Accidents in the home are the primary cause of death in U.S. children. By taking a few simple precautions, these accidents can be avoided, making your home safe for your son or daughter and the children who visit it.
In your kitchen, you should be sure to install safety latches on drawers and cabinets. This helps keep them out of the everyday household chemicals you use to clean your house and dishware with, and also keeps them from grabbing sharp objects such as scissors or knives from inside the drawers. It is best to use the back burners when cooking on the stovetop, and keep the handles of your pots and pans turned out of a curious child’s reach while cooking.
Safety latches should be installed on drawers and cabinets in your bathrooms as well to keep them out of unsafe household cleaning products and medicines. Be sure to unplug any electrical appliance such as a blow dryer or curling iron directly after use and put it out of a child’s reach. Teach them early that water and electricity do not mix and that no electrical appliances of any kind should ever be immersed in or placed under running water. Toilet locks should also be used in homes that have small children to keep lids down. Young children are “top heavy” and can easily fall into a toilet if they lean in to play in it. Since a young child can drown in less than just an inch of water, it is imperative to closely supervise them specially if you have walk in glass shower at all times.

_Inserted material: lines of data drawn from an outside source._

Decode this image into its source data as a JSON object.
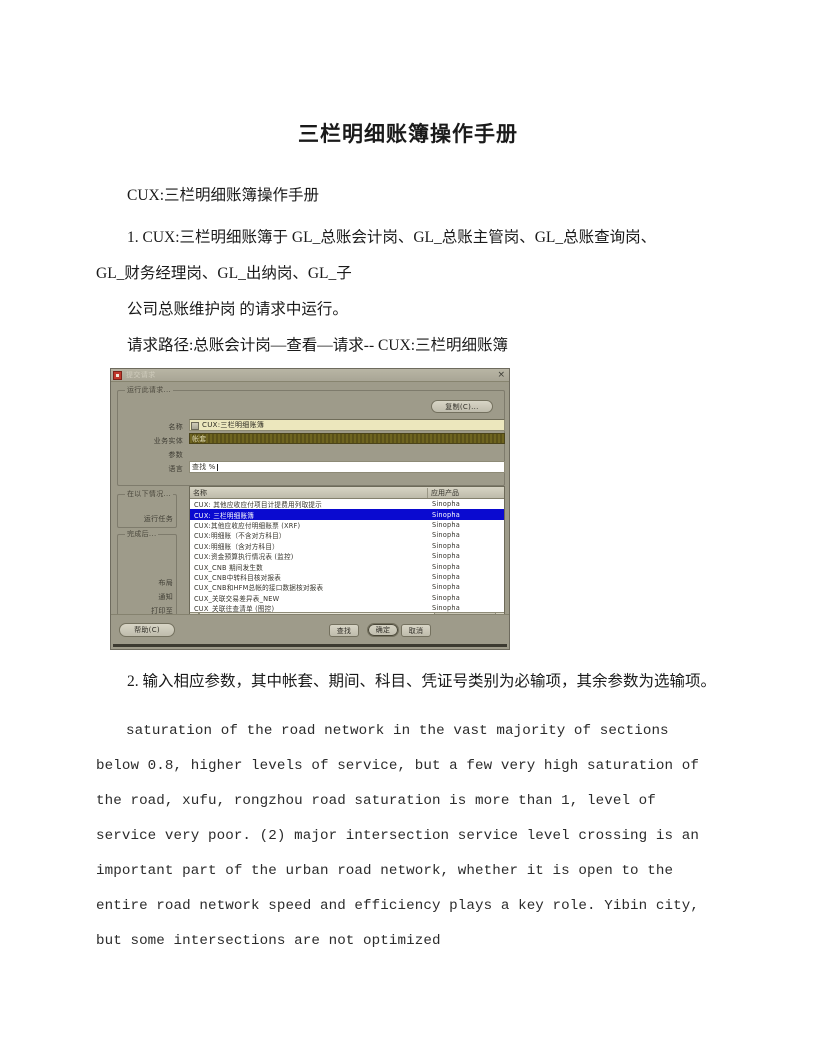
{
  "document": {
    "title": "三栏明细账簿操作手册",
    "subtitle": "CUX:三栏明细账簿操作手册",
    "paragraphs": {
      "item1_line1": "1. CUX:三栏明细账簿于 GL_总账会计岗、GL_总账主管岗、GL_总账查询岗、",
      "item1_line2": "GL_财务经理岗、GL_出纳岗、GL_子",
      "item1_line3": "公司总账维护岗 的请求中运行。",
      "request_path": "请求路径:总账会计岗—查看—请求-- CUX:三栏明细账簿",
      "item2": "2. 输入相应参数，其中帐套、期间、科目、凭证号类别为必输项，其余参数为选输项。"
    },
    "english_paragraph": {
      "line1": "saturation of the road network in the vast majority of sections",
      "line2": "below 0.8, higher levels of service, but a few very high saturation of",
      "line3": "the road, xufu, rongzhou road saturation is more than 1, level of",
      "line4": "service very poor. (2) major intersection service level crossing is an",
      "line5": "important part of the urban road network, whether it is open to the",
      "line6": "entire road network speed and efficiency plays a key role. Yibin city,",
      "line7": "but some intersections are not optimized"
    }
  },
  "embedded_screenshot": {
    "window": {
      "title": "提交请求",
      "close_label": "×"
    },
    "groups": {
      "run_this_request": "运行此请求...",
      "run_when": "在以下情况...",
      "after_completion": "完成后..."
    },
    "labels": {
      "name": "名称",
      "business_entity": "业务实体",
      "parameters": "参数",
      "language": "语言",
      "run_job": "运行任务",
      "layout": "布局",
      "notify": "通知",
      "print_to": "打印至"
    },
    "fields": {
      "copy_button": "复制(C)...",
      "name_value": "CUX:三栏明细账簿",
      "business_entity_value": "帐套",
      "find_label": "查找",
      "find_value": "%"
    },
    "lov": {
      "columns": [
        "名称",
        "应用产品"
      ],
      "rows": [
        {
          "name": "CUX: 其他应收应付项目计提费用列取提示",
          "product": "Sinopha"
        },
        {
          "name": "CUX: 三栏明细账簿",
          "product": "Sinopha",
          "selected": true
        },
        {
          "name": "CUX:其他应收应付明细账票 (XRF)",
          "product": "Sinopha"
        },
        {
          "name": "CUX:明细账（不含对方科目）",
          "product": "Sinopha"
        },
        {
          "name": "CUX:明细账（含对方科目）",
          "product": "Sinopha"
        },
        {
          "name": "CUX:资金预算执行情况表 (监控)",
          "product": "Sinopha"
        },
        {
          "name": "CUX_CNB 期间发生数",
          "product": "Sinopha"
        },
        {
          "name": "CUX_CNB中转科目核对报表",
          "product": "Sinopha"
        },
        {
          "name": "CUX_CNB和HFM总帐的接口数据核对报表",
          "product": "Sinopha"
        },
        {
          "name": "CUX_关联交易差异表_NEW",
          "product": "Sinopha"
        },
        {
          "name": "CUX_关联往查清单 (图控)",
          "product": "Sinopha"
        }
      ],
      "scroll_left_arrow": "◂",
      "scroll_right_arrow": "▸"
    },
    "buttons": {
      "help": "帮助(C)",
      "find": "查找",
      "ok": "确定",
      "cancel": "取消"
    }
  }
}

Around your home, be sure to secure furniture such as bookshelves and heavy furniture that could tip easily to the wall using brackets. Use doorknob covers to keep them out of any rooms with potential hazards and to keep them from leaving the house unsupervised. Make sure any window blinds do not have looped cords on them as they can be a strangulation hazard to a young child. And always cover your electrical sockets with protective covers to keep small fingers from them and small objects from being inserted into them.
Check out your home very carefully for any other potential hazards and address them without delay. With these precautions and some common sense, your household will be a haven for your child and their friends.